The Fender Bassman Amp Blonde 1963 is a tube based bass guitar amplifier head. It has two channels - one that is labeled 'bass instrument' and one is 'normal', even though both are designed for bass guitar. Each channel has two 1/4 inch inputs and there is a connection in the back to send the head to a bass cabinet. It also has both a power switch and stand by switch in the back.
The make up of the Fender Bassman Amp Blonde 1963 isn't too hard to get accustomed to as it has somewhat standard parameters. Each channel has knobs for volume, treble, and bass, and there is also a presence knob all the way on the right that applies to both of the channels. As you can probably tell, this is just about as basic as parameters as it gets when it comes to an amp, but in this case it is definitely enough as the amp sounds great even before you tweak. Since this is a vintage amp, the manual is long gone but it is easy enough to use that you don't need one.
The sounds that you get with the Fender Bassman Amp Blonde 1963 are pretty incredible. You can get a really full sound regardless of what cabinet you are using and even sounds great if you only use the amp head for recording. Even though there aren't a ton of parameters, volume, treble, bass and presence are really all that you need because this amp has a great inherent tone. I wouldn't recommend using this for anything other than bass guitar, although I know that some people use this for guitar.
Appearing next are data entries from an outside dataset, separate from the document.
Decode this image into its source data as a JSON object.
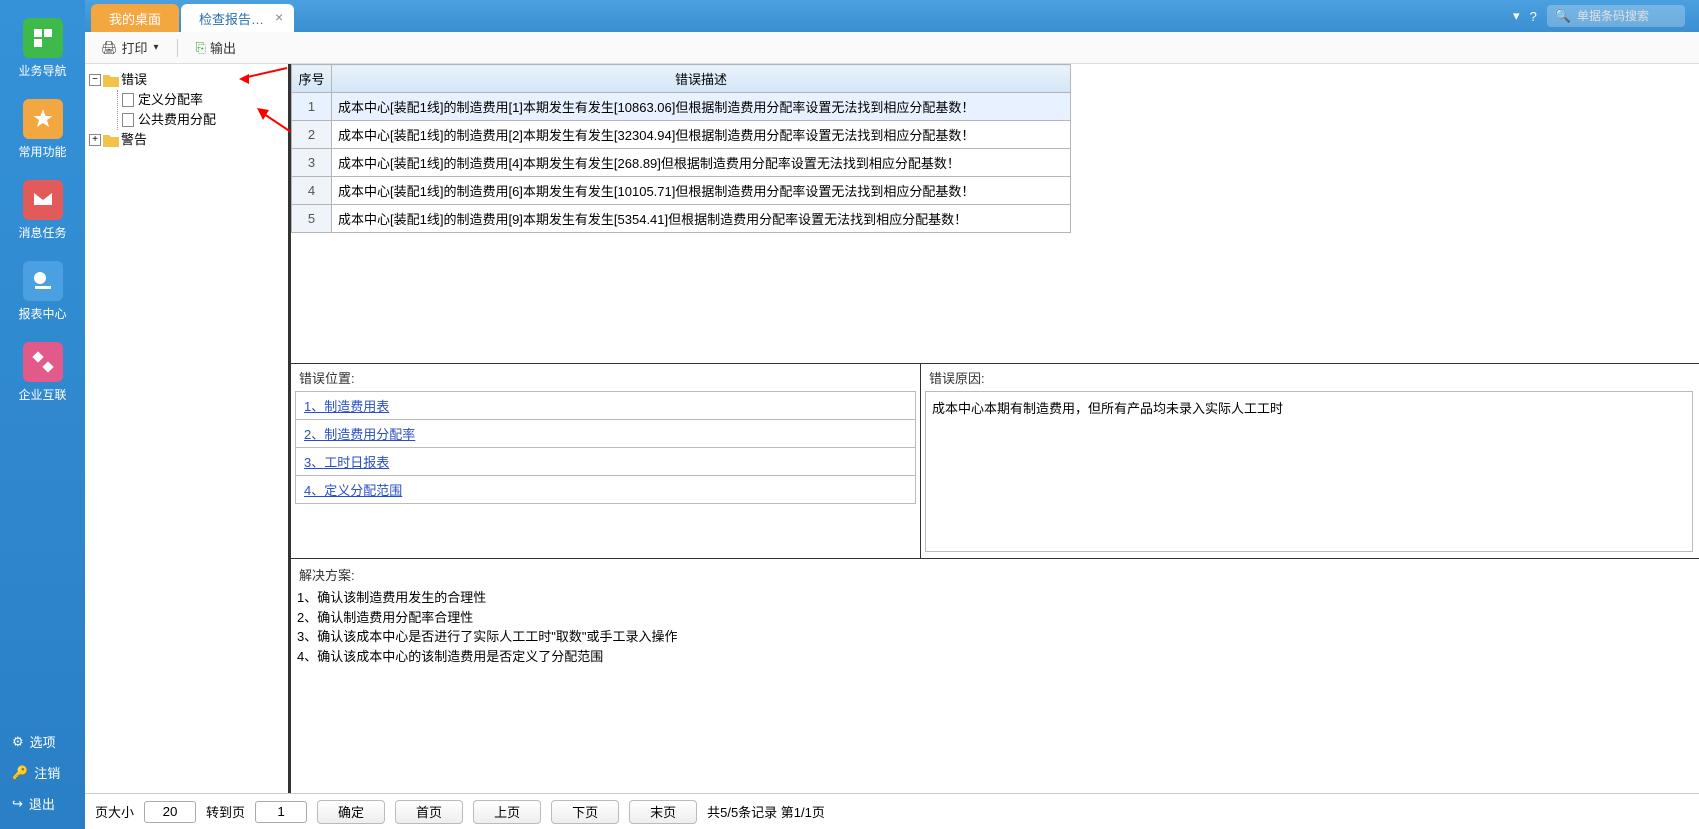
{
  "sidebar": {
    "items": [
      {
        "label": "业务导航",
        "color": "#3fb94a"
      },
      {
        "label": "常用功能",
        "color": "#f2a740"
      },
      {
        "label": "消息任务",
        "color": "#e25a5a"
      },
      {
        "label": "报表中心",
        "color": "#4aa0e0"
      },
      {
        "label": "企业互联",
        "color": "#e25a8a"
      }
    ],
    "bottom": [
      {
        "label": "选项"
      },
      {
        "label": "注销"
      },
      {
        "label": "退出"
      }
    ]
  },
  "tabs": {
    "home": "我的桌面",
    "doc": "检查报告…"
  },
  "search": {
    "placeholder": "单据条码搜索"
  },
  "toolbar": {
    "print": "打印",
    "export": "输出"
  },
  "tree": {
    "root_error": "错误",
    "child1": "定义分配率",
    "child2": "公共费用分配",
    "root_warn": "警告"
  },
  "table": {
    "col_seq": "序号",
    "col_desc": "错误描述",
    "rows": [
      {
        "n": "1",
        "desc": "成本中心[装配1线]的制造费用[1]本期发生有发生[10863.06]但根据制造费用分配率设置无法找到相应分配基数！"
      },
      {
        "n": "2",
        "desc": "成本中心[装配1线]的制造费用[2]本期发生有发生[32304.94]但根据制造费用分配率设置无法找到相应分配基数！"
      },
      {
        "n": "3",
        "desc": "成本中心[装配1线]的制造费用[4]本期发生有发生[268.89]但根据制造费用分配率设置无法找到相应分配基数！"
      },
      {
        "n": "4",
        "desc": "成本中心[装配1线]的制造费用[6]本期发生有发生[10105.71]但根据制造费用分配率设置无法找到相应分配基数！"
      },
      {
        "n": "5",
        "desc": "成本中心[装配1线]的制造费用[9]本期发生有发生[5354.41]但根据制造费用分配率设置无法找到相应分配基数！"
      }
    ]
  },
  "loc": {
    "title": "错误位置:",
    "items": [
      "1、制造费用表",
      "2、制造费用分配率",
      "3、工时日报表",
      "4、定义分配范围"
    ]
  },
  "reason": {
    "title": "错误原因:",
    "text": "成本中心本期有制造费用，但所有产品均未录入实际人工工时"
  },
  "solution": {
    "title": "解决方案:",
    "lines": [
      "1、确认该制造费用发生的合理性",
      "2、确认制造费用分配率合理性",
      "3、确认该成本中心是否进行了实际人工工时\"取数\"或手工录入操作",
      "4、确认该成本中心的该制造费用是否定义了分配范围"
    ]
  },
  "pager": {
    "page_size_label": "页大小",
    "page_size_val": "20",
    "goto_label": "转到页",
    "goto_val": "1",
    "ok": "确定",
    "first": "首页",
    "prev": "上页",
    "next": "下页",
    "last": "末页",
    "summary": "共5/5条记录 第1/1页"
  }
}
You get a really full bass tone while using this amp head and it should be used for that and nothing else.
I only recently got the chance to use the Fender Bassman Amp Blonde 1963 and I'm really glad that I am now able to use it as it is truly a great sounding bass guitar amp. I have only used it for recording but it is suitable for any sort of use. Since this is a vintage amp they aren't cheap and while I wouldn't say that they are hard to come by, you will have to do a bit of searching to get one in good shape. If you are looking for one of the better bass guitar amp heads made, the Fender Bassman Amp Blonde 1963 is a great place to start.